[Items from a data source]

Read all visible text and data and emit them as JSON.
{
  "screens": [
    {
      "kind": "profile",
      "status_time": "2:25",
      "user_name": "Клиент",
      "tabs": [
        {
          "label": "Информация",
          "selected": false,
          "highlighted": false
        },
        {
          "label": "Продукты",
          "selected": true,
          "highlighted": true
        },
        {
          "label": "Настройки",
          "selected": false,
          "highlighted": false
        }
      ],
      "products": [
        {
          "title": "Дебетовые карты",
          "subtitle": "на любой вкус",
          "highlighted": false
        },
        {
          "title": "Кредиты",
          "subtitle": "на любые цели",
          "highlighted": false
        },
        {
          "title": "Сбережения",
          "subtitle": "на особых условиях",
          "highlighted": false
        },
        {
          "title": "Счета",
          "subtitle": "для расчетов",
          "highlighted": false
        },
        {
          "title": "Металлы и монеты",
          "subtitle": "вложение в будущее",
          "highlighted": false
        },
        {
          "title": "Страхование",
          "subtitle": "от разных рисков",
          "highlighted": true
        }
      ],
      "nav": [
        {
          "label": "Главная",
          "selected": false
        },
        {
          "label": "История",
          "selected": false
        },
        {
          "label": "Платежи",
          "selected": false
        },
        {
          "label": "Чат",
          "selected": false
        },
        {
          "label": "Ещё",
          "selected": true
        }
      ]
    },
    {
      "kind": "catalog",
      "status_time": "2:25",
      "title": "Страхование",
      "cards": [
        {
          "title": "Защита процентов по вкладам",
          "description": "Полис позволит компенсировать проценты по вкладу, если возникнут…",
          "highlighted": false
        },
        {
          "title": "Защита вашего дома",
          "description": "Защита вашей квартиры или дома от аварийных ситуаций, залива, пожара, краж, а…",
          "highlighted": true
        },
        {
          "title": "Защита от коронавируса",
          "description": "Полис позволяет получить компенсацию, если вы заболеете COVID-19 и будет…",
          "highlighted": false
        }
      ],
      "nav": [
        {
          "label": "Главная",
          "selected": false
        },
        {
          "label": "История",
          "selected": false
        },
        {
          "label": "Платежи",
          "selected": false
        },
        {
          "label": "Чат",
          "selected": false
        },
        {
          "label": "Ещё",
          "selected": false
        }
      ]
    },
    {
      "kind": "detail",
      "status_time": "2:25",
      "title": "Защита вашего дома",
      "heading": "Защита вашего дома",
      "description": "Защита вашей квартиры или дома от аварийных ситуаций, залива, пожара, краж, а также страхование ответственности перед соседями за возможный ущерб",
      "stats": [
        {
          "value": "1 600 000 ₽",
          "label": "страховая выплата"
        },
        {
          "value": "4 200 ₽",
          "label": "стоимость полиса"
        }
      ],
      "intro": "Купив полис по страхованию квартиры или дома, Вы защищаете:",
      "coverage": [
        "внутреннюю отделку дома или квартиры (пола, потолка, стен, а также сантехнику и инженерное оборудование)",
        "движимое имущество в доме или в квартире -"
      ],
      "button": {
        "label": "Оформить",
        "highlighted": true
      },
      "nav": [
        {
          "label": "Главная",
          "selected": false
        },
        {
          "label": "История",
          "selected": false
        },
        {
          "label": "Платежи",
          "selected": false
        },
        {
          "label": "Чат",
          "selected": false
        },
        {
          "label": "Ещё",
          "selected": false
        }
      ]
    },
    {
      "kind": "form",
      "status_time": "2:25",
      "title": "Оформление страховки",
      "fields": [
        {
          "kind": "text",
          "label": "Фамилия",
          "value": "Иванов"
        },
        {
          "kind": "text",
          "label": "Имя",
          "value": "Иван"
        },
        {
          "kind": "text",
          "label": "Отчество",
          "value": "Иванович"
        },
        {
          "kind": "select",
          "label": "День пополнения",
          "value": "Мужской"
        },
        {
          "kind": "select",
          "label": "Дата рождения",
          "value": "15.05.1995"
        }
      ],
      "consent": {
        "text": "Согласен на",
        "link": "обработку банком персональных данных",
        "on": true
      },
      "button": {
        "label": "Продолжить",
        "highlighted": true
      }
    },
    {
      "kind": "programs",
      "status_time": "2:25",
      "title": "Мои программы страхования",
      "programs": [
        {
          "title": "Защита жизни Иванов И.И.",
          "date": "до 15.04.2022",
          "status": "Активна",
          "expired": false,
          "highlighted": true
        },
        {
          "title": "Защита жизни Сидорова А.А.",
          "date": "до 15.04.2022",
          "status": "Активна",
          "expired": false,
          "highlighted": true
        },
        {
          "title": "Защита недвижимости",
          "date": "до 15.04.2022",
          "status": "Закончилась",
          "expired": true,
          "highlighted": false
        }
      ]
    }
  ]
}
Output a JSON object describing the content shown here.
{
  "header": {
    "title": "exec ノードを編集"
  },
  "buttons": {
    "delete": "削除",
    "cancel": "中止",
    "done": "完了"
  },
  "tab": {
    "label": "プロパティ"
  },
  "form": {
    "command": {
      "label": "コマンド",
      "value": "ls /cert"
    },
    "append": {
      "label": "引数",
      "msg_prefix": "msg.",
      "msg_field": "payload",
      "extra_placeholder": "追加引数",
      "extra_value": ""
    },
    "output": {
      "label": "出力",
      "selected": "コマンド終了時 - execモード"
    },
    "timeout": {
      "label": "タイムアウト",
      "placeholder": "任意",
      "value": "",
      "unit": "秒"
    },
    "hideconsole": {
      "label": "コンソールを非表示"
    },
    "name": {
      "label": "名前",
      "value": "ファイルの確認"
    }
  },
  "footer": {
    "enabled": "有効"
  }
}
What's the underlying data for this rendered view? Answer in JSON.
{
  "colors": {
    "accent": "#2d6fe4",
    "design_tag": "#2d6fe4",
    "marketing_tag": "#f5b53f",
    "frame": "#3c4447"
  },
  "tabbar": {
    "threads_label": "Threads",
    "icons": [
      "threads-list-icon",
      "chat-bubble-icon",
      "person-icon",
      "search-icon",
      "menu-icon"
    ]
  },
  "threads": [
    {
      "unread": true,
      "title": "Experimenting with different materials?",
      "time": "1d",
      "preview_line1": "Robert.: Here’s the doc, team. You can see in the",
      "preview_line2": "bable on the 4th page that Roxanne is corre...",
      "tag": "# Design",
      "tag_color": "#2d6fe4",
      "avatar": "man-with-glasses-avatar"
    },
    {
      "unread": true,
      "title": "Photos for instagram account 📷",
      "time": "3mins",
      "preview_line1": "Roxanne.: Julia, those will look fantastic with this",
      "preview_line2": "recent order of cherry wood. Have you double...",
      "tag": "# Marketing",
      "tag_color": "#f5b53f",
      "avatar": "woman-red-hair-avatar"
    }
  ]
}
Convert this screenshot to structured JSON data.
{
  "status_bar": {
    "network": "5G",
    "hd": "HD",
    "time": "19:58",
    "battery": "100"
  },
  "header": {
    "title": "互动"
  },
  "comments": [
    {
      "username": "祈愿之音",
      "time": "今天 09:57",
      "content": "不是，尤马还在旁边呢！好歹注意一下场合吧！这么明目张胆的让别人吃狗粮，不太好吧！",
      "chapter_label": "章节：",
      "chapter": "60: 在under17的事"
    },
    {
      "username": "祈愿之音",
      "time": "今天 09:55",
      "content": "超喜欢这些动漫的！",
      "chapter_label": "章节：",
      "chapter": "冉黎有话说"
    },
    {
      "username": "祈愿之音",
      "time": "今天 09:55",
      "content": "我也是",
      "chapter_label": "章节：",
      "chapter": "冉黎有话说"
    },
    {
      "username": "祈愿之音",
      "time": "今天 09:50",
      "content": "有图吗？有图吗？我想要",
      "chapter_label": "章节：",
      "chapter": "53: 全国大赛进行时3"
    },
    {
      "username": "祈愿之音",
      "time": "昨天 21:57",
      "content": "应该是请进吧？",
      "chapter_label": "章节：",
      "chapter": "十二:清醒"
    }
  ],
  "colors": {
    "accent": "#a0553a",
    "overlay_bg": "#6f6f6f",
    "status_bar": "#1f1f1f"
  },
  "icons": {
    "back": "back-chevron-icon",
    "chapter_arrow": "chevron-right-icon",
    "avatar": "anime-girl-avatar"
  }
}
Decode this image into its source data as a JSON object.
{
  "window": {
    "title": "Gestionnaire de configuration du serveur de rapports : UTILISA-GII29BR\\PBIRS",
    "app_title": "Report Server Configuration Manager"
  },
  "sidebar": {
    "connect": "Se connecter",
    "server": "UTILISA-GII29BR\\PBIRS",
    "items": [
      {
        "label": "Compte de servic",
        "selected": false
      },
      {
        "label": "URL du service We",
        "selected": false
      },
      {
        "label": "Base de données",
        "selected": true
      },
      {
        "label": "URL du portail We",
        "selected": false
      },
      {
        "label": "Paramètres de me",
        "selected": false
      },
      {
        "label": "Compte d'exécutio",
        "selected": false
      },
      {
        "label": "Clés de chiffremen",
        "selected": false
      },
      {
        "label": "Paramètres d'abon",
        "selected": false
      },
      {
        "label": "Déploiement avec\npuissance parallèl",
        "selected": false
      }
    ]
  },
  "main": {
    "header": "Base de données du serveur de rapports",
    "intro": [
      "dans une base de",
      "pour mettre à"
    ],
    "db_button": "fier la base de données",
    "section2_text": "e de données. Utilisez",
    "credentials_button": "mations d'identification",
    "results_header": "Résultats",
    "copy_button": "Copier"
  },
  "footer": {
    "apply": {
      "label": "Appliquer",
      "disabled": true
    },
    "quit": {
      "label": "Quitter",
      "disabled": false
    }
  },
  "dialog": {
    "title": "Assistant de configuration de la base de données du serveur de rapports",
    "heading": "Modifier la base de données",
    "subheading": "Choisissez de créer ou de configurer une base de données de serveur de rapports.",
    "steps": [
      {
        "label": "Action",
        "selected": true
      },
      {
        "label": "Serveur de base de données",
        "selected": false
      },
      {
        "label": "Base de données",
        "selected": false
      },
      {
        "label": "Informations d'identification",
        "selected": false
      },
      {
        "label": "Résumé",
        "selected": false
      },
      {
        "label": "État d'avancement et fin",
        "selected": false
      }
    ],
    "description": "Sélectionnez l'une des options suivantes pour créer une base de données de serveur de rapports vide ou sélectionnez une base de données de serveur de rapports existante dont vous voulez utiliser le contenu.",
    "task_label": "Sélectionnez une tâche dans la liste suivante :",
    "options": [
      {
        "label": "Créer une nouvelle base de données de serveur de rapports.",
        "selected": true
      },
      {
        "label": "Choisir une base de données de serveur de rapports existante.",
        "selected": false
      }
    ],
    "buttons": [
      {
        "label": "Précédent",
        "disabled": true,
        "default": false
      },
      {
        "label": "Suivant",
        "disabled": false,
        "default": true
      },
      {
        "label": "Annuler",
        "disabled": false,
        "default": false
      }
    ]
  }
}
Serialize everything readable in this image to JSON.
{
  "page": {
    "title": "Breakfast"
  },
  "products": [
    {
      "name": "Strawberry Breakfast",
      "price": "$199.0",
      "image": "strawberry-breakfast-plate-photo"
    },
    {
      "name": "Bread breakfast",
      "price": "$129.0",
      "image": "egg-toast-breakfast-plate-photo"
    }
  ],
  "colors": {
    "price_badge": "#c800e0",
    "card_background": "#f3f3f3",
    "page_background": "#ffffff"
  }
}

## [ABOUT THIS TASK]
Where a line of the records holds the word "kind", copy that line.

## [TASK OUTPUT]
      "kind": "profile",
      "kind": "catalog",
      "kind": "detail",
      "kind": "form",
          "kind": "text",
          "kind": "text",
          "kind": "text",
          "kind": "select",
          "kind": "select",
      "kind": "programs",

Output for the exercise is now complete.